Eight-spotted Foresters often rest with their wings stretched outward, revealing all eight spots. This one was feeling some pressure from me, I suspect, as I stalked it and tended to keep its wings folded. Note the bright orange leg bases. This species is common, as are its host plants: various wild grapes (Vitis), and Virginia Creeper, Parthenocissus quinquefolia.

Another puzzler is this moth, the Ailanthus Webworm Moth, Atteva aurea (formerly A. punctella). They look like beetles at a glance. These day-flyers aren't native here, but have capitalized on the widespread establishment of Tree-of-heaven, Ailanthus altissima, which they use as a host.

Ailanthus Webworm Moths are native in the tropical Americas, where they feed on plants in the Simaroubaceae family. When the nasty, invasive Tree-of-heaven was imported here from China, they apparently jumped to it and greatly expanded their range. Bully for them!
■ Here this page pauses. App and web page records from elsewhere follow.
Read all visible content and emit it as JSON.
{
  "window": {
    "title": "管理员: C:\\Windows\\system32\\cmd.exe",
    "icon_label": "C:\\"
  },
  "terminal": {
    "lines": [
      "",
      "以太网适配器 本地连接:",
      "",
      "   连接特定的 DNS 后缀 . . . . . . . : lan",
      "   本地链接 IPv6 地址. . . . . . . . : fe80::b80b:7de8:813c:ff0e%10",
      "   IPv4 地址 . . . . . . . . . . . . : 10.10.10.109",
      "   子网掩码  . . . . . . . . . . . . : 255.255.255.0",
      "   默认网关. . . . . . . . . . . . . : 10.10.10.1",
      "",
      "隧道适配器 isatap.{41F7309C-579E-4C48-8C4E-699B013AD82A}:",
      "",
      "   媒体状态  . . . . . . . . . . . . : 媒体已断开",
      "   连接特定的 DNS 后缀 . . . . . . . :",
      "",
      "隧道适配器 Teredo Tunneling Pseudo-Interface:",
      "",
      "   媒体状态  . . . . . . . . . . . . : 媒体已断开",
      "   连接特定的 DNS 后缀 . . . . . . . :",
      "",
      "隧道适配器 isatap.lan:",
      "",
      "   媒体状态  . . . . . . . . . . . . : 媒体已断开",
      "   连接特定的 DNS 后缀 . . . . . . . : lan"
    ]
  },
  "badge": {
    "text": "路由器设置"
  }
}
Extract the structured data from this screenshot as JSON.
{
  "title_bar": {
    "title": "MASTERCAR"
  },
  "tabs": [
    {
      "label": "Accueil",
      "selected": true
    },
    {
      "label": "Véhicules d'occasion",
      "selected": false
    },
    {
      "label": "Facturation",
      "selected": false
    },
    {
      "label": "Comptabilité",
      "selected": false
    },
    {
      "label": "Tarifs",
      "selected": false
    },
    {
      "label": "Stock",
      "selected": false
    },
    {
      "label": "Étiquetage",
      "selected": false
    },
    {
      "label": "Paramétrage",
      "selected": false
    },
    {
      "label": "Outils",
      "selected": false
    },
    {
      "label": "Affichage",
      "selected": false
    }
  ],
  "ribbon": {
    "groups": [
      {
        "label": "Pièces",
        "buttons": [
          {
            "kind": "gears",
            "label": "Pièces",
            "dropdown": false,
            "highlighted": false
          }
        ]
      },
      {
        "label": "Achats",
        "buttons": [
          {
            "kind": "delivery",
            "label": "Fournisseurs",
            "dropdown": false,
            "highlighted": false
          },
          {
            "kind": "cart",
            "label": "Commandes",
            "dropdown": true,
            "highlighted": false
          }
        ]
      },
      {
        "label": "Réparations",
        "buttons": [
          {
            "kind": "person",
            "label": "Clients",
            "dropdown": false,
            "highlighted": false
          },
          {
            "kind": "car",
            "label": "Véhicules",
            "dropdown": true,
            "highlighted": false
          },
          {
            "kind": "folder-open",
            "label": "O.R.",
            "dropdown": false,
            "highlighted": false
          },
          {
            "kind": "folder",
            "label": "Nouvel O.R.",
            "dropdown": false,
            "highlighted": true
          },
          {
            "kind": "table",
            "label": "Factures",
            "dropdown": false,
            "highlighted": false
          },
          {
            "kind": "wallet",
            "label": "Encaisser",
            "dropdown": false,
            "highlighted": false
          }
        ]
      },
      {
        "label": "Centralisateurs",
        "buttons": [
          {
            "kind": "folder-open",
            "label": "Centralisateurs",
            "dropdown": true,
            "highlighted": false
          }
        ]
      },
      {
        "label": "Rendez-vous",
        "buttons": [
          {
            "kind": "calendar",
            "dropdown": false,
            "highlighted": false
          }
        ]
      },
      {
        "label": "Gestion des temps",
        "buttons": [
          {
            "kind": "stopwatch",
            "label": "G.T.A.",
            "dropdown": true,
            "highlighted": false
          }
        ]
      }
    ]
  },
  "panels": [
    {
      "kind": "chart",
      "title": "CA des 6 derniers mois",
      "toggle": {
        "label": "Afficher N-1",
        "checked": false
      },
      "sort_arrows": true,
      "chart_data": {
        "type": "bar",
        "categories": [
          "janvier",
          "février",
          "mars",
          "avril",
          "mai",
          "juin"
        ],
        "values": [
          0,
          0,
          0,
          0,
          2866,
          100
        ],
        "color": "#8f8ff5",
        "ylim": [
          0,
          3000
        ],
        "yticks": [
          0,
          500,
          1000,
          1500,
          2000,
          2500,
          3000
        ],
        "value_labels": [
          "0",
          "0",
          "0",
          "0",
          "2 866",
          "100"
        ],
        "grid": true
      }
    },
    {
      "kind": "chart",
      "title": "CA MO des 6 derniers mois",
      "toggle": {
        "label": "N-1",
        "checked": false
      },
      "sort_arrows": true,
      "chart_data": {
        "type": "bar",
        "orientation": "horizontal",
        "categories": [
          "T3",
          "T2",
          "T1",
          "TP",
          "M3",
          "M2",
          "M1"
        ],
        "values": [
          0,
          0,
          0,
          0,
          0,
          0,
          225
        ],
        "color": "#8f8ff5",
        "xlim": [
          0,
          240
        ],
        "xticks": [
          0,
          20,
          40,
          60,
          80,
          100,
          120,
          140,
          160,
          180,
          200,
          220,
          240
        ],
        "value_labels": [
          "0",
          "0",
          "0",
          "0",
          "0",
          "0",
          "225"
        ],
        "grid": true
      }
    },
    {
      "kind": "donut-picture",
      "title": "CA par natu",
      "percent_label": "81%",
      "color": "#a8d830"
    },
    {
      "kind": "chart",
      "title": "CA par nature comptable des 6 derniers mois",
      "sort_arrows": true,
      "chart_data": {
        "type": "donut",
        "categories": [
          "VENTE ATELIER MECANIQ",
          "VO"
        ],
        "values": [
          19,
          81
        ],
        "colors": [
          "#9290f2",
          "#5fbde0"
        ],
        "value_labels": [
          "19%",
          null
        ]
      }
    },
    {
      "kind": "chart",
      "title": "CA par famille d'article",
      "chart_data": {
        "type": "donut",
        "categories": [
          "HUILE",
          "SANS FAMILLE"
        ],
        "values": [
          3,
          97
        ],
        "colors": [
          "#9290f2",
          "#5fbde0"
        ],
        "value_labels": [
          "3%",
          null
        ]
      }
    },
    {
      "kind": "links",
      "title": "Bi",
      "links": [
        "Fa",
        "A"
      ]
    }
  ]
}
I hope they eat every Tree-of-heaven they can find!


Lisa at Greenbow said...

That camo looper is wonderful.

Jim McCormac said...

Thank you, Lisa. Camo Loopers are as cool as cool can be, and I would encourage everyone to start checking Black-eyed Susans and the like for them.


rebecca said...

I was out with a group of coworkers recently and we found an Alianthus Webworm Moth outside a Panera, of all places! We didn't know what it was at the time and the only cameras we had with us were of the cell phone variety, which aren't known for their great macro abilities. Happily I happened to stumble across the ID on the BugGuide website a couple days later. Very cool!

Steve Willson said...

It always bothers me when I find Ailanthus Webworm Moths far removed from any known Ailanthus infestation. I don't know if this species ranges a long distance from its host plant or if there are undiscovered Ailanthus plants nearby.

Russell Reynolds said...

Wow Jim ,, I will be lookin' for these next time out. This blog is a wonderful learning place. Without knowledge of these ,, how many have I walked past.

Jana said...

I found an ailanthus webworm moth on Culver's root in my garden. It seemed to really like it. Maybe its tastes are diversifying.

Heather said...

Wow, those camouflaged Loopers are crazy! I will definitely be on the lookout for them. Thanks for highlighting them, Jim.

Anonymous said...

I saw the Alianthus Webworm Moth on yor blog and said "That's the "beetle" I saw and could not identify!" Thanks for the ID. I'm going to check out my cone flowers now for those loopers!

Russell Reynolds said...

Whoa Jim ,, just wne tout and checked my coneflowers and there they were ,, Camo Loopers.. Cool there were a few that weren't I camo yet but starting to work on it . By the time I made my rounds and came back he was about suited up. My eye has always been on the birds but since I have met you and visited your blog I am training my eye in other directions . Sooo much to see. Russell

Jim McCormac said...

Got your cool photo series of the loopers in the act of putting on the disguise, Russ. Very cool, thanks!

Thanks too for everyone else's feedback, and I'm glad the photos helped to make some identifications!


Pat Ernst said...

Thanks for posting the info on the Alianthus Webworm Moth. I will be on the lookout for the Camo Looper...

Unknown said...

I live in New Jersey and keep finding those Web worms at night on my house right by my outdoor light. Never knew what they were but the spiders sure like them if they get sick in a Web!